HOW TO COMPLETE THIS TASK —
Look through the records, and whenever a line includes the word "Profit", copy it.

SOURCE DATA —
= Beginning of Section =

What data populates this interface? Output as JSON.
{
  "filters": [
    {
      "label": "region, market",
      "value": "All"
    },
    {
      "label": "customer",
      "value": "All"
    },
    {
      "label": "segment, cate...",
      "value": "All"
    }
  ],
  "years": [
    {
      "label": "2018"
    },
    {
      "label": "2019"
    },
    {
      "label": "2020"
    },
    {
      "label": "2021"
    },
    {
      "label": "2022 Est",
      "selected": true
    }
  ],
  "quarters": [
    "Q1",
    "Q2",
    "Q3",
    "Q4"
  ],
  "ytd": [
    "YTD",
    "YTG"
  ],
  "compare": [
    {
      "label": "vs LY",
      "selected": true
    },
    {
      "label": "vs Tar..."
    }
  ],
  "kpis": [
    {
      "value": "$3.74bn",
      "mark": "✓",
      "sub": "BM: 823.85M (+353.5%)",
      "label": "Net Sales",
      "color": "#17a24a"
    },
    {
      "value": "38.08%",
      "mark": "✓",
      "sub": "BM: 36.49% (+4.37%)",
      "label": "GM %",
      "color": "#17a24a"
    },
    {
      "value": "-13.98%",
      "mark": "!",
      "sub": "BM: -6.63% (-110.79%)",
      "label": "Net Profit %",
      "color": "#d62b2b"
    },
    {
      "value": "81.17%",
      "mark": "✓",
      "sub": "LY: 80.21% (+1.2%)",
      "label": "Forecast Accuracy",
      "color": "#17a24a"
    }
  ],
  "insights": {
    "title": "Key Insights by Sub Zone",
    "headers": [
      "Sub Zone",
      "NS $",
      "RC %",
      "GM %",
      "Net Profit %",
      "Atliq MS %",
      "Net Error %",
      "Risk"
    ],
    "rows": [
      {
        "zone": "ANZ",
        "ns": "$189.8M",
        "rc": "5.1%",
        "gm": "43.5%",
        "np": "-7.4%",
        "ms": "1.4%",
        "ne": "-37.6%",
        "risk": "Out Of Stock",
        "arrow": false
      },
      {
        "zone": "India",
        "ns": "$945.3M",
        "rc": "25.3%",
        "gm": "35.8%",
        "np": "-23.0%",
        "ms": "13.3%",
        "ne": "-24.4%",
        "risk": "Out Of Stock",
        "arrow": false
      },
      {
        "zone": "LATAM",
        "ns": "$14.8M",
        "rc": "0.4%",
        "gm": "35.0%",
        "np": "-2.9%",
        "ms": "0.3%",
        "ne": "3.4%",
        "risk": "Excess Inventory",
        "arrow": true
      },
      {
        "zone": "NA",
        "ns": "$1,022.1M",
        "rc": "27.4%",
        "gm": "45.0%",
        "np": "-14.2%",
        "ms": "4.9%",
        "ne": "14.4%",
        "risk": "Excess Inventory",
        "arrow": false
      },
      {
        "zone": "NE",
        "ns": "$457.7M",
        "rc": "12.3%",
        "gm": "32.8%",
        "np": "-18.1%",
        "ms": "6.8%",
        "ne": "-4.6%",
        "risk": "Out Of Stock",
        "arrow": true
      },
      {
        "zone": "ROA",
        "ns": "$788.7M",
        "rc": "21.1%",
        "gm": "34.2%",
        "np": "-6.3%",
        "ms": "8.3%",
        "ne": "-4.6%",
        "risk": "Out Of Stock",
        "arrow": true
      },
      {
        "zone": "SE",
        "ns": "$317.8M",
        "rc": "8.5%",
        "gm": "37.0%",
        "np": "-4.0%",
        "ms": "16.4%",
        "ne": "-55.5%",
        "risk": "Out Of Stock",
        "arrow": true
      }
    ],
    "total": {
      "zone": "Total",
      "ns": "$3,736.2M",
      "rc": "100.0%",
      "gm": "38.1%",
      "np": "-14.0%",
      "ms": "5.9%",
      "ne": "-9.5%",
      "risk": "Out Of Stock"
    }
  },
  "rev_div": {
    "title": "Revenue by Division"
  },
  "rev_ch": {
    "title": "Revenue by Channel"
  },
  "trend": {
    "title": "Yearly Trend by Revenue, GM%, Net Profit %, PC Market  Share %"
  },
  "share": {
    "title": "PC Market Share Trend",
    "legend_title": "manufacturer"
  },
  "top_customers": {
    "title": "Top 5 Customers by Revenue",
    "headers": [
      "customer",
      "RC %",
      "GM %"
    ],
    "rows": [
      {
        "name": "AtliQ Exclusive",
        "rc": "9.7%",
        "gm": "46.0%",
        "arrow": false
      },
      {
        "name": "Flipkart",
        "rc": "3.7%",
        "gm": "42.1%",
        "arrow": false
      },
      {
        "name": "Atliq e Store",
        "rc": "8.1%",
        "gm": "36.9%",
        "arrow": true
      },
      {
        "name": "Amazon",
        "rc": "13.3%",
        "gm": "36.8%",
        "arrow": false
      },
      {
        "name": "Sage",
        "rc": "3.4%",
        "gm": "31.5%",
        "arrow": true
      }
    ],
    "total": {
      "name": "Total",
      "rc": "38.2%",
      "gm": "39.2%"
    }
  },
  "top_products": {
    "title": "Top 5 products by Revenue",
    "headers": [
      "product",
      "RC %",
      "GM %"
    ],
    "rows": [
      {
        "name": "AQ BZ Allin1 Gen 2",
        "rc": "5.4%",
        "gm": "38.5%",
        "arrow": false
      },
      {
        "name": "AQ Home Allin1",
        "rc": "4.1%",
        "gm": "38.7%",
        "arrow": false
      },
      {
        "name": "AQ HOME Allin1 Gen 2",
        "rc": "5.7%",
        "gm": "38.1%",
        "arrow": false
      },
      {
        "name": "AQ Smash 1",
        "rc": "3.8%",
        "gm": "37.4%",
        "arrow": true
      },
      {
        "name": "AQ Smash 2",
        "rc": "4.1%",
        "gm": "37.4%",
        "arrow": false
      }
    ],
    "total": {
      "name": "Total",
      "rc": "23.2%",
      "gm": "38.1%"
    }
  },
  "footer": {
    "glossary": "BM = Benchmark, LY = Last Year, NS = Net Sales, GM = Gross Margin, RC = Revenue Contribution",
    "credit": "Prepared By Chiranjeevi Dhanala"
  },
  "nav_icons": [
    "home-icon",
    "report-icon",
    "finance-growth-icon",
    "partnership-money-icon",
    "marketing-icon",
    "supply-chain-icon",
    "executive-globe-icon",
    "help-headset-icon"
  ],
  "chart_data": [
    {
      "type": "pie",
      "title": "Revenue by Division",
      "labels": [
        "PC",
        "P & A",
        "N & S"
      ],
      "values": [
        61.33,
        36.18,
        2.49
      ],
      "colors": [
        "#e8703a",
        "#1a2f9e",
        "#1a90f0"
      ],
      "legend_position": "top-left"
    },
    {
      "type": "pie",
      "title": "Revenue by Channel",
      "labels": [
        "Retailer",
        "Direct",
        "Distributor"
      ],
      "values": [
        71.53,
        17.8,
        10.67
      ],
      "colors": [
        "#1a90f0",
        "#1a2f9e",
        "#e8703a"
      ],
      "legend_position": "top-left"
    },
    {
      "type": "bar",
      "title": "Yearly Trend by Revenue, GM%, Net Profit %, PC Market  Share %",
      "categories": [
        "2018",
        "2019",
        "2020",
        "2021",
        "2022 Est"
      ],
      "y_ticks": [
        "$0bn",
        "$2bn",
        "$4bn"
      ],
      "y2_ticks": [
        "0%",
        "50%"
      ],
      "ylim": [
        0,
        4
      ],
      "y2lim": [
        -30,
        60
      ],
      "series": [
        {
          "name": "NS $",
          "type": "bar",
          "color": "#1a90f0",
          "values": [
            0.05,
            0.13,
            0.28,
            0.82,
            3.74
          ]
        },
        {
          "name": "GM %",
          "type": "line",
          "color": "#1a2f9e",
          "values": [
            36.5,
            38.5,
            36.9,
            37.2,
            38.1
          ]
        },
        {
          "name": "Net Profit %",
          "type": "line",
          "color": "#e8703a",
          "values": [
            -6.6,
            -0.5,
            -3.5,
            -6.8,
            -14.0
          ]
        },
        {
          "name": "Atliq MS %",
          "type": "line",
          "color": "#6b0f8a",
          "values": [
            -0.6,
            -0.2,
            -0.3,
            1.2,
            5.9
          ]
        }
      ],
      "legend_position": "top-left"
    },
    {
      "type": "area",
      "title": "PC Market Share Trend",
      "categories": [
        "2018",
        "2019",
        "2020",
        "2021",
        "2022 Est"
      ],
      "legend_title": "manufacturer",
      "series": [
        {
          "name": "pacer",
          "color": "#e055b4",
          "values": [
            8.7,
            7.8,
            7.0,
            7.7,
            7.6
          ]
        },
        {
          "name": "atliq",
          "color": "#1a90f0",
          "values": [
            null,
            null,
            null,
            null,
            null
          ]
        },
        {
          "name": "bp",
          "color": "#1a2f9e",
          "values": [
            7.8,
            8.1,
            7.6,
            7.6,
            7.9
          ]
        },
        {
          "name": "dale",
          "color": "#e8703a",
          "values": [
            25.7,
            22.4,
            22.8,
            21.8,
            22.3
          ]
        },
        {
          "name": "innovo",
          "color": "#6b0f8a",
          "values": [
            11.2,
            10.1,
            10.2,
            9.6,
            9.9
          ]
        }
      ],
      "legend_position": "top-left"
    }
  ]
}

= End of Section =

ANSWER SPACE —
      "label": "Net Profit %",
      "Net Profit %",
    "title": "Yearly Trend by Revenue, GM%, Net Profit %, PC Market  Share %"
      "title": "Yearly Trend by Revenue, GM%, Net Profit %, PC Market  Share %",
          "name": "Net Profit %",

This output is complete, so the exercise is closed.